CEO Emma Currie discusses what brought the human element to life , with the beginning of Acting Up


 

There’s a brilliant word I love to use when describing how Acting Up began, which I heard in an old Ricky Fulton sketch in which he plays a reverent giving a 'last call’ on late night TV, his water having been switched for vodka by a mischievous floor manager, he becomes increasingly drunk and begins to invent his own language.  At one point he refers to ‘operchancity’.  It’s a made up word which I feel should actually make its way into the OED because I for one would use it a lot to describe the chance and opportunity combined which led to Acting Up becoming the wonderful company it is today.  

 

It began when an old flame of mine happened to be put in charge of running a huge corporate dinner in Aberdeen at which the great and the good of the oil and gas industry were present.  At this time, in 1997, oil and gas was in a state of upturn and I was approached by my friend to lay on a piece of theatre for the event.  Being an actress I was ‘resting' much of the time anyway, so I leapt at this chance.  I pulled together a great wee company of Scotland’s finest and between us we staged a 20 minute promenade production of Midsummer Night’s Dream which we performed in and among the guests tables.  It was a big hit!  Attending this supper was a man who had a challenging remit on behalf of the DTI Oil and Gas division, namely to encourage supply chain collaboration between small to medium enterprises who were suppliers to the oil and gas sector.  The scepticism of these SMEs was epic, not least because they were competitors to each other.  Their ability to see the greater good in supply chain collaboration was obliterated by their scepticism.  Our DTI client approached me at the end of the evening and asked if I could please help him out.  He said that he had always seen theatre as a great way of getting messages across.  Being a gung-ho type of gal I immediately told him that I would write him a play on the subject.  

 

After several meetings and interviews with key SMEs, lessons from the client himself in the basics of how to create a proposal, cost jobs etc and back at home working closely with my father to cover the basics of business - business plans, company name, company bank account, website, email address etc, ‘Upstage' was born and this immersive learning curve was soon up and running as a wonderful addition to the DTIs SME roadshow which ran for many months and formed the backbone of what went on to become Acting Up.  

 

For many months we continued to be passed round the DTI as a useful tool for bringing white papers to life - we created all sorts of entertaining pieces on subjects such as Overseas Trade, Sustainability and Academic/Industrial collaboration etc.  I eventually got asked to run a series of workshops using theatre to bring to life the issues of reputation for an oil company in Aberdeen, Talisman Energy.  Again I pulled together a company, as was my want and we gave the employees and contractors at Talisman a fun framework and safe space in which to get stuck into revealing conversations about who they were, reputation-wise, in the face of rapid growth and where they needed to be as a culture.  Their output was never a problem for me; I would simply create a play from of it or write it as a story (not being one for formal reports).  These went down a treat and the CEO even described me as ‘the eyes and ears of the company’.

 

I was asked to get more involved in the dynamics of the corporate culture at Talisman and was invited to sit on a committee overseeing a particular transformation process.  It was here I got up-close and personal with the health and safety manager at Talisman.  He talked a lot about the importance of behavioural safety, but was struggling to make it as meaningful; he wanted to elicit real engagement from the workforce.  Inspired by his behaviour safety journey, I suggested I create a character who embodied the importance of personal safety.  And so Gail was born.

 

Gail, the woman in the monologue Gail’s Shoes, tells a story about the impact of a few moments of human error on her and her husband’s marriage.

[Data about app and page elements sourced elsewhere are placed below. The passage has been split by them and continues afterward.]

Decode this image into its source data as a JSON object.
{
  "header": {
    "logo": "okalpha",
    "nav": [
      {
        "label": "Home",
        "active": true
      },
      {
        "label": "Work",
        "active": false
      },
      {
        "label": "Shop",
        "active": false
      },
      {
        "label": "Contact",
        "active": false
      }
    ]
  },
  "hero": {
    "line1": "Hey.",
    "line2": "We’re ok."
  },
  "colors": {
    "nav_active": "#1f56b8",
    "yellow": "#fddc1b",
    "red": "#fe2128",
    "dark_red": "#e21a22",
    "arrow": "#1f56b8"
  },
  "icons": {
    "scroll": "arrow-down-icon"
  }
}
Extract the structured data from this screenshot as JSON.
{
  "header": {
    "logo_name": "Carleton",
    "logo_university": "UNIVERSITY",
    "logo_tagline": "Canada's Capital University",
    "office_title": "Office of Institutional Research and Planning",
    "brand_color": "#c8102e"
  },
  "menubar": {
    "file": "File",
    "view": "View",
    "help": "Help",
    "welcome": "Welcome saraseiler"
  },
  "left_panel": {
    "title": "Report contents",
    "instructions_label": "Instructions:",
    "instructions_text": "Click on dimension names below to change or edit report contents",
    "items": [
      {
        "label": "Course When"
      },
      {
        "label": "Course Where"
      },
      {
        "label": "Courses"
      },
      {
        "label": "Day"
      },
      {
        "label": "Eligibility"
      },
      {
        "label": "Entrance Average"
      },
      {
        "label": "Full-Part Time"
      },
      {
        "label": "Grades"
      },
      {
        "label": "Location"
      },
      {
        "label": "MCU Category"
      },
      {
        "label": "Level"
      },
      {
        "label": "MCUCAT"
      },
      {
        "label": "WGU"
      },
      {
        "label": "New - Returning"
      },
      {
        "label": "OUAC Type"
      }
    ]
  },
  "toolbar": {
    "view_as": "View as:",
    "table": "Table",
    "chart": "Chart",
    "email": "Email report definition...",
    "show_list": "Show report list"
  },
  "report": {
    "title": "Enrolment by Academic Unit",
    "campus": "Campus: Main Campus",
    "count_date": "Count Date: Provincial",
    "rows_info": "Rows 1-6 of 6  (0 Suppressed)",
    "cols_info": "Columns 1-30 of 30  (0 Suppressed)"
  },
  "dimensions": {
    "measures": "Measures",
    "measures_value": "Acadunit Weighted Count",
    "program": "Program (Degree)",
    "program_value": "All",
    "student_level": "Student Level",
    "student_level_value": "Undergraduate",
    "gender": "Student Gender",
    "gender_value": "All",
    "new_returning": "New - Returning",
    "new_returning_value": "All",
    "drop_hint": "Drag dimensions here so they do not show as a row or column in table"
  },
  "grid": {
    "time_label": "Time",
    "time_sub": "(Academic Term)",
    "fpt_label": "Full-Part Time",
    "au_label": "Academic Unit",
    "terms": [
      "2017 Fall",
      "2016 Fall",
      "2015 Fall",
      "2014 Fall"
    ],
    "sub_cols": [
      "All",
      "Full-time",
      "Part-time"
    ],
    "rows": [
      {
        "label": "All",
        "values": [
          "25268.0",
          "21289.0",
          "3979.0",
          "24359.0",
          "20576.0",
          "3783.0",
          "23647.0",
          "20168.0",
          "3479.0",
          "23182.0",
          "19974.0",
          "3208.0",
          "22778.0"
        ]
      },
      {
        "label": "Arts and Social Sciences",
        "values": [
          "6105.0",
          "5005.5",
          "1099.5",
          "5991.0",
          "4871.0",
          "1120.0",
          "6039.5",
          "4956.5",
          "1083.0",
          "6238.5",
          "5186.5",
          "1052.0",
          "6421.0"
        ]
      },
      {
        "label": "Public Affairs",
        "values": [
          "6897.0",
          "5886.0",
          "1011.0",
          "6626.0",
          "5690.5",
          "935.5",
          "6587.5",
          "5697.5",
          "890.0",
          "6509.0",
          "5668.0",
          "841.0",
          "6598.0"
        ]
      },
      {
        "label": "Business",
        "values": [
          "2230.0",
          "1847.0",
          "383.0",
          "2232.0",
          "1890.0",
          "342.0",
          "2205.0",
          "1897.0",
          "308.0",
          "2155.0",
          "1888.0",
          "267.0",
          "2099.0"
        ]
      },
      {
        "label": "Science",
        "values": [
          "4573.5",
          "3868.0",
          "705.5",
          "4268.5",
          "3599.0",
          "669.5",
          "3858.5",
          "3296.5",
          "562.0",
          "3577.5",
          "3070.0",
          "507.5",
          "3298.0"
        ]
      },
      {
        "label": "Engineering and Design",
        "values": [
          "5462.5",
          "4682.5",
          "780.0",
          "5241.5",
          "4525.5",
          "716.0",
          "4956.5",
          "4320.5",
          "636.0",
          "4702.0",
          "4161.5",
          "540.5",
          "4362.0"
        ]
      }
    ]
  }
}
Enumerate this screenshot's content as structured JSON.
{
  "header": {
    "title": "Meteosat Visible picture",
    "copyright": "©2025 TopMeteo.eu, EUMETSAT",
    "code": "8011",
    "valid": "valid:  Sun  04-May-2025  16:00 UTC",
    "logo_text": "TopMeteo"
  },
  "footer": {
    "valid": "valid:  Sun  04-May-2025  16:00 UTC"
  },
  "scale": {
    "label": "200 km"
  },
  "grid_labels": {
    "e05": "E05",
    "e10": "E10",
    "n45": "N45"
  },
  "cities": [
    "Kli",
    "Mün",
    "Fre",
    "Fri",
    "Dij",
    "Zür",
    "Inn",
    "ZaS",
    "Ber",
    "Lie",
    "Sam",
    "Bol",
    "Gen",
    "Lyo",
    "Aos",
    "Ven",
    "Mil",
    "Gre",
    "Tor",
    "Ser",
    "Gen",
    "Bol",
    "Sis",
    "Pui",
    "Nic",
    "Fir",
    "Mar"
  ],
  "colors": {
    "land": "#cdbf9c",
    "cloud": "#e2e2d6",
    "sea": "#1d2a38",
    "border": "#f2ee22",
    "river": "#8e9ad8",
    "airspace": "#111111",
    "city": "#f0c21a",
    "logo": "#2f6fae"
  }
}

Long after the audit, after the corporate wash-up, were two humans struggling to hold it together.  This poignant story, told by Gail dressed only in a bedsheets and red high heels, reflecting the excesses of the previous night’s blowout, is moving and disturbing, inspiring and sad.  This inspirational tale soon made its way through all Talisman off-shore workers, being performed initially at the heliport five times a day to catch every crew as they headed off-shore.  Word soon traveled and other companies requested Gail’s Shoes and soon other commissions came in for monologues reflecting various behavioural themes. It was clear that telling stories was helping to shift and shape safety culture.  

 

Gail’s shoes is still performed today regularly and now we have developed excellent workshops which focus on the human at the heart of safety culture and how to ensure that in the safety story and in corporate culture in general, the human is what matters. We’ve made films too and now have en e-learning library.  It’s had been a journey I hadn’t expected.  Challenging and exciting.  I never would have thought about using my skills in this way, but I guess that’s what they call ‘operchancity’!

 

 

 

Emma Currie

CEO, Acting Up Ltd.